- Your instructions
Your output should be the entries below, exact in every detail.

(Page and application data records)
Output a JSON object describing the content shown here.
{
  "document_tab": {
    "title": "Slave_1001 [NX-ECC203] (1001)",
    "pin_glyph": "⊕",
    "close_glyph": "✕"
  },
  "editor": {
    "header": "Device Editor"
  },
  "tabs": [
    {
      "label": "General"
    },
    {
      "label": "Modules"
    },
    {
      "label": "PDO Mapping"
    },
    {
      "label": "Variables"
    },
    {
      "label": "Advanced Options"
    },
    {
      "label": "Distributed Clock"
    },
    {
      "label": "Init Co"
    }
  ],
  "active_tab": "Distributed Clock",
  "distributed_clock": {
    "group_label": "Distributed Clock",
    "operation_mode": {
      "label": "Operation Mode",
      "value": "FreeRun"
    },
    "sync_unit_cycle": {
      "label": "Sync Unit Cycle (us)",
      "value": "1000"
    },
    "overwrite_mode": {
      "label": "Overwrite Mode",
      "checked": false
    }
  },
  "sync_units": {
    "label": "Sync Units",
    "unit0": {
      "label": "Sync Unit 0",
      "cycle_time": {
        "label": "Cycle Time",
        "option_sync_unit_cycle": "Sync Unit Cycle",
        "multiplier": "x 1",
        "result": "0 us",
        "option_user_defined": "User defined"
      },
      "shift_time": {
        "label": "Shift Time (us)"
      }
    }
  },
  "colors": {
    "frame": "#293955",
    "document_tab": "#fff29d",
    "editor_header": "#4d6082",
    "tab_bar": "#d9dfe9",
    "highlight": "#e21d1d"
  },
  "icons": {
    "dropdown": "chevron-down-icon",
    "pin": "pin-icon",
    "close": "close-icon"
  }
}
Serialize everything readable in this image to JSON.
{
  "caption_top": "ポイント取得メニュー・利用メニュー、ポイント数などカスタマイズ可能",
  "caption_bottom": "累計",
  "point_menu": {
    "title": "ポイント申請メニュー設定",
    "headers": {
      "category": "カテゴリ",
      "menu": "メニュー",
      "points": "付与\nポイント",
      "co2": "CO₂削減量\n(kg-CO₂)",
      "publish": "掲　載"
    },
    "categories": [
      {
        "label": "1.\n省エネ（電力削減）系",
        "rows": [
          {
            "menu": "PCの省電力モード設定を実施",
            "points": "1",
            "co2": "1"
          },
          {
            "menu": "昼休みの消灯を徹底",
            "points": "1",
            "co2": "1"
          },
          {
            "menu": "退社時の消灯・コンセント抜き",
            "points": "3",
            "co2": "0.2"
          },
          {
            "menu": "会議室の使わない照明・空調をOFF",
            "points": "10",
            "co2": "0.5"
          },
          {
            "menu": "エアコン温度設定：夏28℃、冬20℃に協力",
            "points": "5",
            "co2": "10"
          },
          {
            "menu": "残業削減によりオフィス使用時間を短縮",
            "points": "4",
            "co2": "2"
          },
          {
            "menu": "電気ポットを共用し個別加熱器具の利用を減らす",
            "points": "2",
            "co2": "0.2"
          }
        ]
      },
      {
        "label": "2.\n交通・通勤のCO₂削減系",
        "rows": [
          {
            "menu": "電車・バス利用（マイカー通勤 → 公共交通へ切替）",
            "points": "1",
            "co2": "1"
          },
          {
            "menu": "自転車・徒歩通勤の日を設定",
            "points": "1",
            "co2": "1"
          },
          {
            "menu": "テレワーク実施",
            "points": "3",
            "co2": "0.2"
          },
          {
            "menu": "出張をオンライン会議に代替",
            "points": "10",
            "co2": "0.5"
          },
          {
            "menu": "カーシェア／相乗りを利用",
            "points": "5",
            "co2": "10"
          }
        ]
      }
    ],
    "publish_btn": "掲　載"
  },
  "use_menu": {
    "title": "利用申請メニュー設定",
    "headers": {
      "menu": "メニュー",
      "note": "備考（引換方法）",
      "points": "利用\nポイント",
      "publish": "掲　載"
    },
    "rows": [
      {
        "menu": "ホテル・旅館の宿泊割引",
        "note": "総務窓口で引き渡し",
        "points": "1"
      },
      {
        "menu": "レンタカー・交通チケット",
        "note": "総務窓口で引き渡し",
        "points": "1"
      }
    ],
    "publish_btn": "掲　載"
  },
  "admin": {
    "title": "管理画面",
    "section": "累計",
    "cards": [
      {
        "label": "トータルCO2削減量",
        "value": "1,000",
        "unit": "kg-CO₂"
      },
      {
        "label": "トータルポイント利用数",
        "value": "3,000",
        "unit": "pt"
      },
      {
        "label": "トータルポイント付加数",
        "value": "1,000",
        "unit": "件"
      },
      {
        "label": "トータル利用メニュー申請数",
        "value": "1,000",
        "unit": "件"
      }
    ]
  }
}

- Written answer
Output a JSON object describing the content shown here.
{
  "document_tab": {
    "title": "Slave_1001 [NX-ECC203] (1001)",
    "pin_glyph": "⊕",
    "close_glyph": "✕"
  },
  "editor": {
    "header": "Device Editor"
  },
  "tabs": [
    {
      "label": "General"
    },
    {
      "label": "Modules"
    },
    {
      "label": "PDO Mapping"
    },
    {
      "label": "Variables"
    },
    {
      "label": "Advanced Options"
    },
    {
      "label": "Distributed Clock"
    },
    {
      "label": "Init Co"
    }
  ],
  "active_tab": "Distributed Clock",
  "distributed_clock": {
    "group_label": "Distributed Clock",
    "operation_mode": {
      "label": "Operation Mode",
      "value": "FreeRun"
    },
    "sync_unit_cycle": {
      "label": "Sync Unit Cycle (us)",
      "value": "1000"
    },
    "overwrite_mode": {
      "label": "Overwrite Mode",
      "checked": false
    }
  },
  "sync_units": {
    "label": "Sync Units",
    "unit0": {
      "label": "Sync Unit 0",
      "cycle_time": {
        "label": "Cycle Time",
        "option_sync_unit_cycle": "Sync Unit Cycle",
        "multiplier": "x 1",
        "result": "0 us",
        "option_user_defined": "User defined"
      },
      "shift_time": {
        "label": "Shift Time (us)"
      }
    }
  },
  "colors": {
    "frame": "#293955",
    "document_tab": "#fff29d",
    "editor_header": "#4d6082",
    "tab_bar": "#d9dfe9",
    "highlight": "#e21d1d"
  },
  "icons": {
    "dropdown": "chevron-down-icon",
    "pin": "pin-icon",
    "close": "close-icon"
  }
}
Serialize everything readable in this image to JSON.
{
  "caption_top": "ポイント取得メニュー・利用メニュー、ポイント数などカスタマイズ可能",
  "caption_bottom": "累計",
  "point_menu": {
    "title": "ポイント申請メニュー設定",
    "headers": {
      "category": "カテゴリ",
      "menu": "メニュー",
      "points": "付与\nポイント",
      "co2": "CO₂削減量\n(kg-CO₂)",
      "publish": "掲　載"
    },
    "categories": [
      {
        "label": "1.\n省エネ（電力削減）系",
        "rows": [
          {
            "menu": "PCの省電力モード設定を実施",
            "points": "1",
            "co2": "1"
          },
          {
            "menu": "昼休みの消灯を徹底",
            "points": "1",
            "co2": "1"
          },
          {
            "menu": "退社時の消灯・コンセント抜き",
            "points": "3",
            "co2": "0.2"
          },
          {
            "menu": "会議室の使わない照明・空調をOFF",
            "points": "10",
            "co2": "0.5"
          },
          {
            "menu": "エアコン温度設定：夏28℃、冬20℃に協力",
            "points": "5",
            "co2": "10"
          },
          {
            "menu": "残業削減によりオフィス使用時間を短縮",
            "points": "4",
            "co2": "2"
          },
          {
            "menu": "電気ポットを共用し個別加熱器具の利用を減らす",
            "points": "2",
            "co2": "0.2"
          }
        ]
      },
      {
        "label": "2.\n交通・通勤のCO₂削減系",
        "rows": [
          {
            "menu": "電車・バス利用（マイカー通勤 → 公共交通へ切替）",
            "points": "1",
            "co2": "1"
          },
          {
            "menu": "自転車・徒歩通勤の日を設定",
            "points": "1",
            "co2": "1"
          },
          {
            "menu": "テレワーク実施",
            "points": "3",
            "co2": "0.2"
          },
          {
            "menu": "出張をオンライン会議に代替",
            "points": "10",
            "co2": "0.5"
          },
          {
            "menu": "カーシェア／相乗りを利用",
            "points": "5",
            "co2": "10"
          }
        ]
      }
    ],
    "publish_btn": "掲　載"
  },
  "use_menu": {
    "title": "利用申請メニュー設定",
    "headers": {
      "menu": "メニュー",
      "note": "備考（引換方法）",
      "points": "利用\nポイント",
      "publish": "掲　載"
    },
    "rows": [
      {
        "menu": "ホテル・旅館の宿泊割引",
        "note": "総務窓口で引き渡し",
        "points": "1"
      },
      {
        "menu": "レンタカー・交通チケット",
        "note": "総務窓口で引き渡し",
        "points": "1"
      }
    ],
    "publish_btn": "掲　載"
  },
  "admin": {
    "title": "管理画面",
    "section": "累計",
    "cards": [
      {
        "label": "トータルCO2削減量",
        "value": "1,000",
        "unit": "kg-CO₂"
      },
      {
        "label": "トータルポイント利用数",
        "value": "3,000",
        "unit": "pt"
      },
      {
        "label": "トータルポイント付加数",
        "value": "1,000",
        "unit": "件"
      },
      {
        "label": "トータル利用メニュー申請数",
        "value": "1,000",
        "unit": "件"
      }
    ]
  }
}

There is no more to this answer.